After looking through dozens of banh mi recipes, I found that they can be filled with just about anything: pork, beef, chicken, even tofu. At the foundation of this sandwich, you must start with good bread that abides by the only rule I saw repeated in every recipe: use light and airy baguettes. That means no rustic, chewy, French baguettes with gum-penetrating crusts, which are delicious in their own right but not here.
Another indispensable aspect of banh mi is the preserved meat and offal that make up the large repertoire of Vietnamese charcuterie, which includes headcheese, pate, gio (meat paste), and sausages. If the thought of eating a mishmash of throw-away meat parts disgusts you, first I ask you– what do you think you’re eating at Taco Bell?! And second, I implore you to open your mind and give it a try. The depth of flavor that develops from this style of preparation is absolutely incredible. In my banh mi, I make two different types of meat, garlicky slices of pork shoulder and pork meatballs (I couldn’t decide between the two, so why not both!?)
Without getting into an explanation on a molecular level, soaking meats in heavily salted water for hours basically makes the meat retain much more moisture when cooked.
- 3 lbs boneless pork shoulder
- 2 tbsps of black peppercorns
- 1 head of garlic, peeled and minced
- 3/4 cups of kosher salt
- 1/3 cup of granulated sugar
- 2 serrano chilies, crushed
- 1 jalapeno, thinly sliced
- 2 cups of warm water
In a cast iron skillet, roast the black peppercorns until they become fragrant, for about a minute on high heat. Transfer them to a surface and with the dull side of your knife crush the peppercorns, or you can do this in a mortar and pestle. Put the peppercorns into a large bowl you will be brining the pork in.
Add the garlic, jalapenos, serranos, salt and sugar into the mixture. Add about 2 cups of warm water and stir until the salt and sugar are dissolved. Place your pork in the brine and fill with cold water until the pork is completely submerged. Cover with plastic wrap and refrigerate over night.
Remove the pork from the brine and pat it dry with paper towels.
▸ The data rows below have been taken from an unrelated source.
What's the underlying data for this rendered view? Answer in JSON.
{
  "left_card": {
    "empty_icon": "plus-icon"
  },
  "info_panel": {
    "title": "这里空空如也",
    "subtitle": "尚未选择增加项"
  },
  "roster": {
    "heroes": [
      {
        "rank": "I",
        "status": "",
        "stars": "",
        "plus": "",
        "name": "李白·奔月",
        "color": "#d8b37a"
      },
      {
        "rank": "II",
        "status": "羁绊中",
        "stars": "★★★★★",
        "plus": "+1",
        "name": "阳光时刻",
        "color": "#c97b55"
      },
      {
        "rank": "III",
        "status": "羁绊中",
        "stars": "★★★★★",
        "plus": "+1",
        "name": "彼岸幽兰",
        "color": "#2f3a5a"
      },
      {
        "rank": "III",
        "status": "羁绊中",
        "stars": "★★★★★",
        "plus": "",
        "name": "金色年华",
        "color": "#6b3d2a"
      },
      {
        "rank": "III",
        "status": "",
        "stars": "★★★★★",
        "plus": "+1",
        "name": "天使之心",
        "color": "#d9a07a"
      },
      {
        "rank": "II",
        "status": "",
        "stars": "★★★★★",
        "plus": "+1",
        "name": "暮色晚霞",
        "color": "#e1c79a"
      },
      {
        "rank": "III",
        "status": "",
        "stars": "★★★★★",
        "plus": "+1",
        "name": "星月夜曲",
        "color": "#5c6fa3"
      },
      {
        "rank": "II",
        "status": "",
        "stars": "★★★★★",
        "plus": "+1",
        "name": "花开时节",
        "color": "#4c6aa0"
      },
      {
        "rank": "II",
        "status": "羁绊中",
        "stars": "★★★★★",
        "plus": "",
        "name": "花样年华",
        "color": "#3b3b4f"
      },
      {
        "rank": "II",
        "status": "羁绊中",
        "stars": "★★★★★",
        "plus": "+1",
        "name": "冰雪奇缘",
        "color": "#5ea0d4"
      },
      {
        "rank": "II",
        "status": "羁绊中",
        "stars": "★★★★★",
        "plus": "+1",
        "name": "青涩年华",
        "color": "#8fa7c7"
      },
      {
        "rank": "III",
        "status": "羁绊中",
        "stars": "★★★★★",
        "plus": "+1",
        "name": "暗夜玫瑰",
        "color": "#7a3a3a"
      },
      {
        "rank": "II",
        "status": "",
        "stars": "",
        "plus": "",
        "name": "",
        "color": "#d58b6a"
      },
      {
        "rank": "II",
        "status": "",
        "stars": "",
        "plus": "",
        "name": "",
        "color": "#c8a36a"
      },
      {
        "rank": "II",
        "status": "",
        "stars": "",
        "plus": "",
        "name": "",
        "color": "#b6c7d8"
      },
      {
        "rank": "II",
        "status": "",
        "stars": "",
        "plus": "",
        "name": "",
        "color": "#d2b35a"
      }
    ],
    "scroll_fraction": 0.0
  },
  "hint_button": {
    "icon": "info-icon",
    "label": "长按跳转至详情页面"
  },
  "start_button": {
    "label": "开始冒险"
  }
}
Leave the pork out for a while until it comes to room temperature. Preheat your oven to 400 degrees and place the pork in a roasting pan and roast it for about an hour and half, turning it once halfway. Once the meat is done cooking, wrap it in foil and put it in the refrigerator for a few hours or until cold. Then slice on a bias into thin slices.
- 1 lb of ground pork
- 1/4 cup of basil, finely chopped
- 3 green onions, finely chopped
- 4 garlic cloves, finely chopped
- 1 tbsp of nam pla (fish sauce) Fish sauce is a cornerstone of Southeast Asian cooking and is made of fermented anchovies. As you can imagine, it smells potently of rotten fish, but just a little adds a subtle depth in dishes. Trust me, its absolutely necessary! Fish sauce is readily available at any Asian market.
- 1 tbsp of sriracha (hot sauce). This is readily available at any Asian market.
- 1 tbsp of sugar
- 2 tsps of corn starch
- 1 tsp of fresh ground black pepper
- 1 tsp of kosher salt
Put all the ingredients into a mixing bowl and using clean and jewelry-free hands, work the mixture with your hands just until the ingredients are evenly incorporated. Line a baking sheet with parchment paper or plastic wrap. Using a spoon measure out small scoops and roll into 1-inch thick balls with your hands and place the rolled balls onto the baking sheet. (You can do this up to a day ahead and cover in plastic wrap to keep in the fridge until you’re ready to cook them off).
Preheat your oven to 300 degrees. Heat a bit of vegetable oil on medium high heat in a large skillet. Place your meatballs in the oil and brown them for about 10 minutes turning so they evenly brown. You may need to do this in batches depending on how large your skillet is. Place them on a baking sheet and put them in the oven for another 15 minutes or until they are cooked all the way through.
- Vietnamese baguettes, or light French baguettes
- a bundle of cilantro
- English cucumber, sliced thinly on a bias
- jalapenos, sliced thinly
- do chua (pickled carrot and daikon)
- Maggi Seasoning (this seasoning is from Switzerland and was invented in the 1880s and was most likely brought to Vietnam from the French colonists. It is readily available at any Vietnamese market and has a deep meaty flavor, despite it being vegetarian. You can substitute Maggi Seasoning with light soy sauce.)
- good mayonnaise
- slices of garlic-brined pork or pork meatballs
Rip out a bit of the center of the bread (and discard– in your mouth if you wish!)…
Pour a couple dashes of Maggi Seasoning on the bread…
Smear both sides with mayo and pate…
A few slices of Garlic-Brined Pork…
Some Pork Meatballs…
Add the Pickled Carrots and Daikon…
Add sliced cucumbers and jalapenos…
AND NOW GRUB!!